[21:58:43] COOPER: A recap from the latest CNN/WMUR poll that just came out tonight, five days ahead of the New Hampshire primary. Trump is leading with 29 percent among likely Republican voter. Rubio is in second with 18, Cruz in third with 13. There's nearly 7 percent margin of error of course in the poll.

And on the Democratic side, Bernie Sanders has 61 percent to Hillary Clinton's 30 percent. Again, this poll's margin of error is also pretty big, 6.5 percent.

Tomorrow night on "360", we'll have more on my interview with Donald Trump. Voters asking him questions directly at the Theo's restaurant in Manchester, New Hampshire. It's a fascinating discussion and more casual setting than we often see him in. The voters asked him some great questions.

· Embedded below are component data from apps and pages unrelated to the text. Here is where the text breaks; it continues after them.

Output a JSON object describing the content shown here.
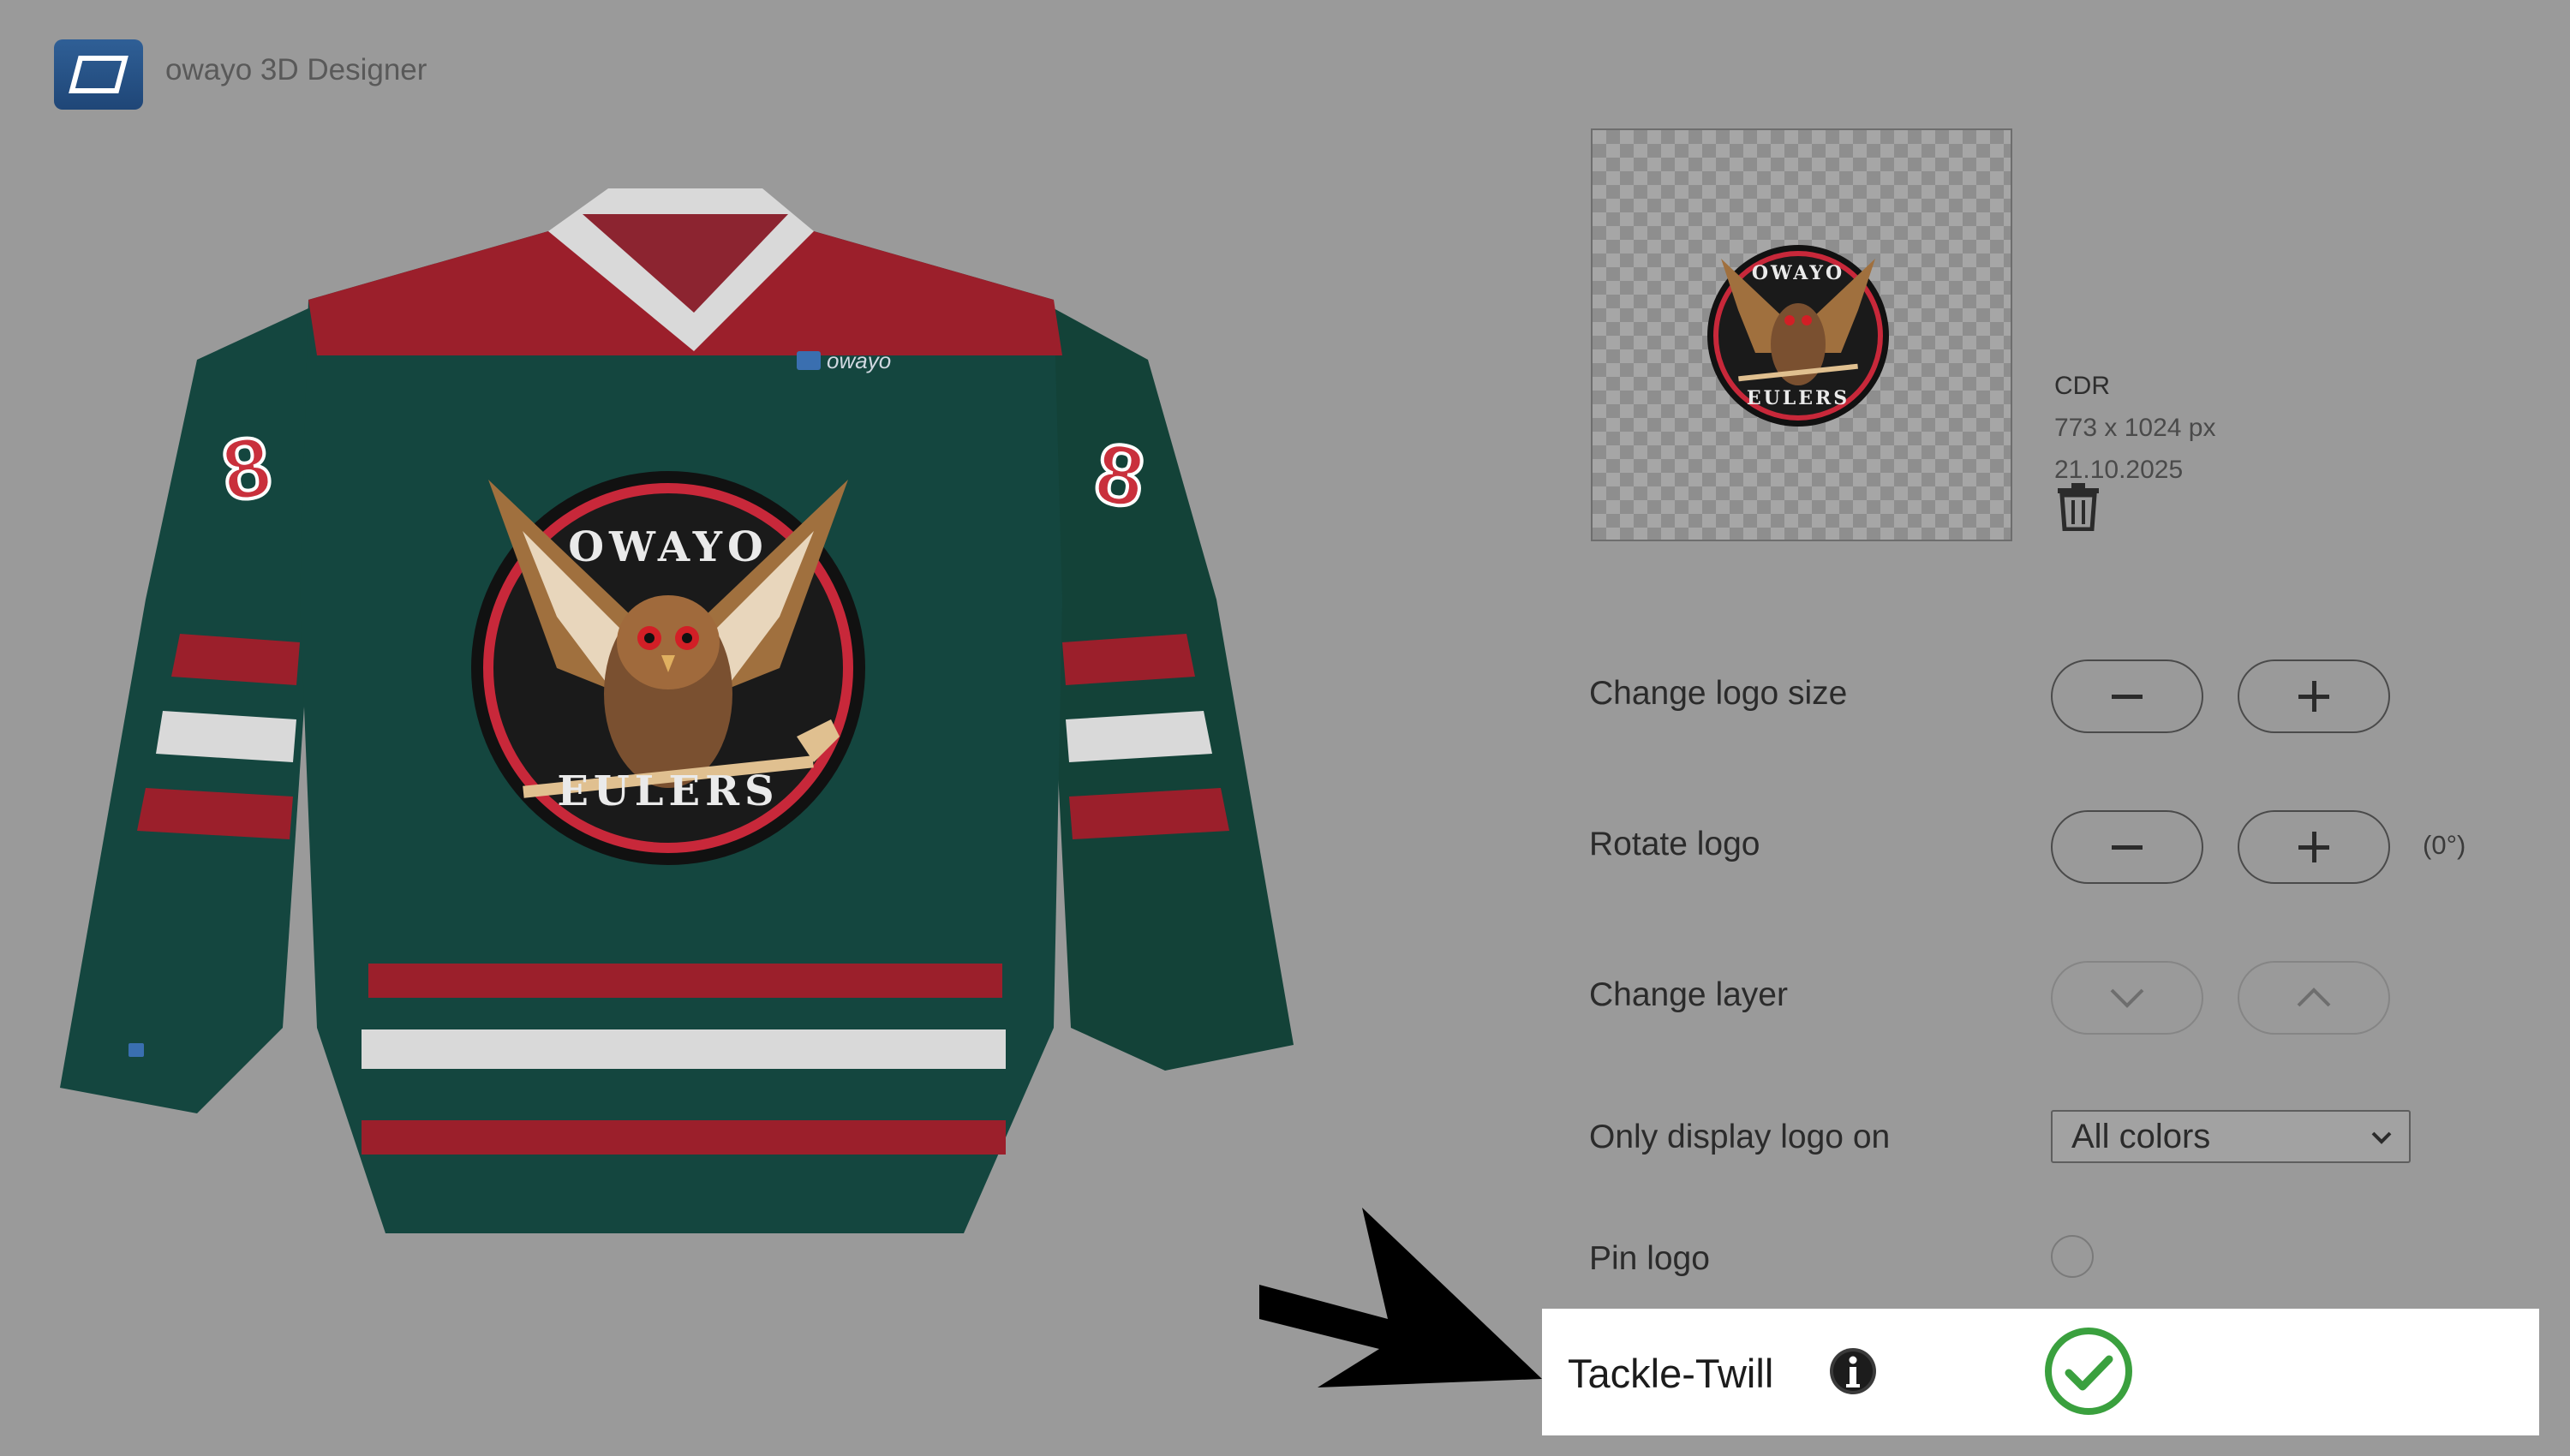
{
  "app": {
    "title": "owayo 3D Designer"
  },
  "jersey": {
    "brand_text": "owayo",
    "crest_top_text": "OWAYO",
    "crest_bottom_text": "EULERS",
    "sleeve_number": "8",
    "colors": {
      "body": "#14463f",
      "red": "#9b1f2b",
      "white": "#d9d9d9"
    }
  },
  "file_info": {
    "format": "CDR",
    "dimensions": "773 x 1024 px",
    "date": "21.10.2025"
  },
  "controls": {
    "size_label": "Change logo size",
    "rotate_label": "Rotate logo",
    "rotation_value": "(0°)",
    "layer_label": "Change layer",
    "display_label": "Only display logo on",
    "display_selected": "All colors",
    "pin_label": "Pin logo"
  },
  "tackle_twill": {
    "label": "Tackle-Twill",
    "enabled": true
  },
  "colors": {
    "background": "#9a9a9a",
    "check_green": "#3aa03e"
  }
}
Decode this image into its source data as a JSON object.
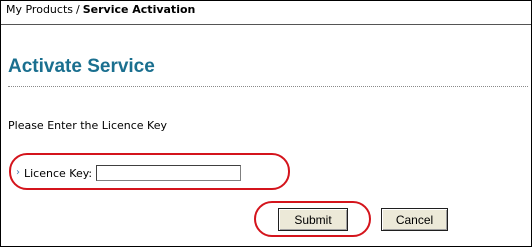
{
  "breadcrumb": {
    "parent": "My Products",
    "separator": "/",
    "current": "Service Activation"
  },
  "page": {
    "title": "Activate Service",
    "instruction": "Please Enter the Licence Key"
  },
  "form": {
    "licence_label": "Licence Key:",
    "licence_value": "",
    "submit_label": "Submit",
    "cancel_label": "Cancel"
  },
  "icons": {
    "field_marker": "chevron-right-icon"
  },
  "colors": {
    "title": "#1a6f8f",
    "highlight_ring": "#d4141c"
  }
}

Again, more of that interview with Trump tomorrow.

And that's it for us tonight. Thanks for watching.

"CNN Tonight" with Don Lemon starts now.

DON LEMON, CNN TONIGHT HOST: Just five days to go until the New Hampshire primary. Donald Trump's toping our brand new poll and starting things up, there tonight.

(BEGIN VIDEO CLIP) TRUMP: And by the way, I'm number one in New Hampshire. Will you please keep me there? This is ridiculous, ridiculous.

(END VIDEO CLIP)

LEMON: This is CNN Tonight. I'm Don Lemon.

You saw a whole different side of Donald Trump as he sat down with a room full real life voters and our very own Anderson Cooper.

[22:00:00] But there's more to the story and Anderson is here with that, of course.

Plus, the GOP at war at itself, Trump versus Cruz, Bush and Christie versus Rubio. Is there any way to run a campaign? And who will end up on top?